◆ Website and app data records
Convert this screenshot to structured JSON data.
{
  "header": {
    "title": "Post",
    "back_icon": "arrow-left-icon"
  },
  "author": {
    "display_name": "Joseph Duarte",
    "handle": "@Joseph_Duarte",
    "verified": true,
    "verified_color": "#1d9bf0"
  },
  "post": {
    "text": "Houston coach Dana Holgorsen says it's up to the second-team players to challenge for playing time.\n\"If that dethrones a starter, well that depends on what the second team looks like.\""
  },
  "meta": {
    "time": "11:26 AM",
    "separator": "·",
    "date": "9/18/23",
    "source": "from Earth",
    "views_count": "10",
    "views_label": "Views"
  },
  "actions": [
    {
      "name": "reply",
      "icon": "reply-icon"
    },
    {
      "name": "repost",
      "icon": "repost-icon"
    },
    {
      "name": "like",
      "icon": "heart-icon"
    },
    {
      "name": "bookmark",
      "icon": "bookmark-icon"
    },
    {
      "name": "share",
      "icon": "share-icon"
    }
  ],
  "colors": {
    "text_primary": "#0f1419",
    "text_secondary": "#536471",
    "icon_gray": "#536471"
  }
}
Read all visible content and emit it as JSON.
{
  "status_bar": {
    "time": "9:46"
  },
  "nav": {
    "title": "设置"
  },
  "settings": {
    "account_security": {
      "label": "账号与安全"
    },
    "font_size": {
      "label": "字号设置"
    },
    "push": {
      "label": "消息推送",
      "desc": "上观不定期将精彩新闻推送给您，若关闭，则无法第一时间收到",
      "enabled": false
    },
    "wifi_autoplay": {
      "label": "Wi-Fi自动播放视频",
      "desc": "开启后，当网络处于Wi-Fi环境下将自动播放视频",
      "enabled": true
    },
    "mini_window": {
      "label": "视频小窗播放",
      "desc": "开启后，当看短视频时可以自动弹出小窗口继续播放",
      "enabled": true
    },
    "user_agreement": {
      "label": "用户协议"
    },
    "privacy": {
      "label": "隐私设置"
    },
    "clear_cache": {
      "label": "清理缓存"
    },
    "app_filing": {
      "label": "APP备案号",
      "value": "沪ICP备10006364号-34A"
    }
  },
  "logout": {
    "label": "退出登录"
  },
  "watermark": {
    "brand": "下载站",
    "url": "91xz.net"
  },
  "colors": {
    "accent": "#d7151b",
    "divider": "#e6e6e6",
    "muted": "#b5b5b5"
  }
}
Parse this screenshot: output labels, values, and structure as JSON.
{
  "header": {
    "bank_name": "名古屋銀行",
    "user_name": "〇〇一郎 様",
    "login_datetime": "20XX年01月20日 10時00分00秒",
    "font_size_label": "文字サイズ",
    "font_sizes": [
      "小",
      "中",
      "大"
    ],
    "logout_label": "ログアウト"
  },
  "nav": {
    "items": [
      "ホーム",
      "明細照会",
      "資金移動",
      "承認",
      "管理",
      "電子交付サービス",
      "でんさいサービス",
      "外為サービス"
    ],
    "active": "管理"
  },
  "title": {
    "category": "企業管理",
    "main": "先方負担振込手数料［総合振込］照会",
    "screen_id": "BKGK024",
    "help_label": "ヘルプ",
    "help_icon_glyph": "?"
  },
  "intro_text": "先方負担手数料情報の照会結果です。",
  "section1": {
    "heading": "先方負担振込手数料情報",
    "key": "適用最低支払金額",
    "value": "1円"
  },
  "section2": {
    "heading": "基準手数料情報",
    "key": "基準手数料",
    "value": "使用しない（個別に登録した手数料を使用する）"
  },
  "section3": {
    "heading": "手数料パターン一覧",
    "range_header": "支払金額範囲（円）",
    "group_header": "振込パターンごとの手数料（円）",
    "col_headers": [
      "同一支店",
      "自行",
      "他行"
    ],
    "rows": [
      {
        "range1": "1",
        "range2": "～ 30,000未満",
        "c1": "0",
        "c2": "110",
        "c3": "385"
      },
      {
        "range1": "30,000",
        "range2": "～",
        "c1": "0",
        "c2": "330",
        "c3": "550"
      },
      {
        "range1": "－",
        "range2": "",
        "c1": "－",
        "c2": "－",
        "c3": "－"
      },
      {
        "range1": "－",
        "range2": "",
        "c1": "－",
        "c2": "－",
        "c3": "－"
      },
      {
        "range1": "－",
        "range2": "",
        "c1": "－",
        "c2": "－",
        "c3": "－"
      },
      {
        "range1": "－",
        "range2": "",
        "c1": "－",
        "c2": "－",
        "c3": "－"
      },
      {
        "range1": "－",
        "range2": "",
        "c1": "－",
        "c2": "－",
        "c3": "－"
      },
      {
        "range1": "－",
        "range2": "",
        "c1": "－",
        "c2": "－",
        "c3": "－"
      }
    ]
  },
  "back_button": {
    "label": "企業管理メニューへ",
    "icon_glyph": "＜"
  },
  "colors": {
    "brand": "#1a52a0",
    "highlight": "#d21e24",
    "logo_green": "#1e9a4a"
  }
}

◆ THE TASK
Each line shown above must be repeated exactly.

◆ SOLUTION BELOW
Convert this screenshot to structured JSON data.
{
  "header": {
    "title": "Post",
    "back_icon": "arrow-left-icon"
  },
  "author": {
    "display_name": "Joseph Duarte",
    "handle": "@Joseph_Duarte",
    "verified": true,
    "verified_color": "#1d9bf0"
  },
  "post": {
    "text": "Houston coach Dana Holgorsen says it's up to the second-team players to challenge for playing time.\n\"If that dethrones a starter, well that depends on what the second team looks like.\""
  },
  "meta": {
    "time": "11:26 AM",
    "separator": "·",
    "date": "9/18/23",
    "source": "from Earth",
    "views_count": "10",
    "views_label": "Views"
  },
  "actions": [
    {
      "name": "reply",
      "icon": "reply-icon"
    },
    {
      "name": "repost",
      "icon": "repost-icon"
    },
    {
      "name": "like",
      "icon": "heart-icon"
    },
    {
      "name": "bookmark",
      "icon": "bookmark-icon"
    },
    {
      "name": "share",
      "icon": "share-icon"
    }
  ],
  "colors": {
    "text_primary": "#0f1419",
    "text_secondary": "#536471",
    "icon_gray": "#536471"
  }
}
Read all visible content and emit it as JSON.
{
  "status_bar": {
    "time": "9:46"
  },
  "nav": {
    "title": "设置"
  },
  "settings": {
    "account_security": {
      "label": "账号与安全"
    },
    "font_size": {
      "label": "字号设置"
    },
    "push": {
      "label": "消息推送",
      "desc": "上观不定期将精彩新闻推送给您，若关闭，则无法第一时间收到",
      "enabled": false
    },
    "wifi_autoplay": {
      "label": "Wi-Fi自动播放视频",
      "desc": "开启后，当网络处于Wi-Fi环境下将自动播放视频",
      "enabled": true
    },
    "mini_window": {
      "label": "视频小窗播放",
      "desc": "开启后，当看短视频时可以自动弹出小窗口继续播放",
      "enabled": true
    },
    "user_agreement": {
      "label": "用户协议"
    },
    "privacy": {
      "label": "隐私设置"
    },
    "clear_cache": {
      "label": "清理缓存"
    },
    "app_filing": {
      "label": "APP备案号",
      "value": "沪ICP备10006364号-34A"
    }
  },
  "logout": {
    "label": "退出登录"
  },
  "watermark": {
    "brand": "下载站",
    "url": "91xz.net"
  },
  "colors": {
    "accent": "#d7151b",
    "divider": "#e6e6e6",
    "muted": "#b5b5b5"
  }
}
Parse this screenshot: output labels, values, and structure as JSON.
{
  "header": {
    "bank_name": "名古屋銀行",
    "user_name": "〇〇一郎 様",
    "login_datetime": "20XX年01月20日 10時00分00秒",
    "font_size_label": "文字サイズ",
    "font_sizes": [
      "小",
      "中",
      "大"
    ],
    "logout_label": "ログアウト"
  },
  "nav": {
    "items": [
      "ホーム",
      "明細照会",
      "資金移動",
      "承認",
      "管理",
      "電子交付サービス",
      "でんさいサービス",
      "外為サービス"
    ],
    "active": "管理"
  },
  "title": {
    "category": "企業管理",
    "main": "先方負担振込手数料［総合振込］照会",
    "screen_id": "BKGK024",
    "help_label": "ヘルプ",
    "help_icon_glyph": "?"
  },
  "intro_text": "先方負担手数料情報の照会結果です。",
  "section1": {
    "heading": "先方負担振込手数料情報",
    "key": "適用最低支払金額",
    "value": "1円"
  },
  "section2": {
    "heading": "基準手数料情報",
    "key": "基準手数料",
    "value": "使用しない（個別に登録した手数料を使用する）"
  },
  "section3": {
    "heading": "手数料パターン一覧",
    "range_header": "支払金額範囲（円）",
    "group_header": "振込パターンごとの手数料（円）",
    "col_headers": [
      "同一支店",
      "自行",
      "他行"
    ],
    "rows": [
      {
        "range1": "1",
        "range2": "～ 30,000未満",
        "c1": "0",
        "c2": "110",
        "c3": "385"
      },
      {
        "range1": "30,000",
        "range2": "～",
        "c1": "0",
        "c2": "330",
        "c3": "550"
      },
      {
        "range1": "－",
        "range2": "",
        "c1": "－",
        "c2": "－",
        "c3": "－"
      },
      {
        "range1": "－",
        "range2": "",
        "c1": "－",
        "c2": "－",
        "c3": "－"
      },
      {
        "range1": "－",
        "range2": "",
        "c1": "－",
        "c2": "－",
        "c3": "－"
      },
      {
        "range1": "－",
        "range2": "",
        "c1": "－",
        "c2": "－",
        "c3": "－"
      },
      {
        "range1": "－",
        "range2": "",
        "c1": "－",
        "c2": "－",
        "c3": "－"
      },
      {
        "range1": "－",
        "range2": "",
        "c1": "－",
        "c2": "－",
        "c3": "－"
      }
    ]
  },
  "back_button": {
    "label": "企業管理メニューへ",
    "icon_glyph": "＜"
  },
  "colors": {
    "brand": "#1a52a0",
    "highlight": "#d21e24",
    "logo_green": "#1e9a4a"
  }
}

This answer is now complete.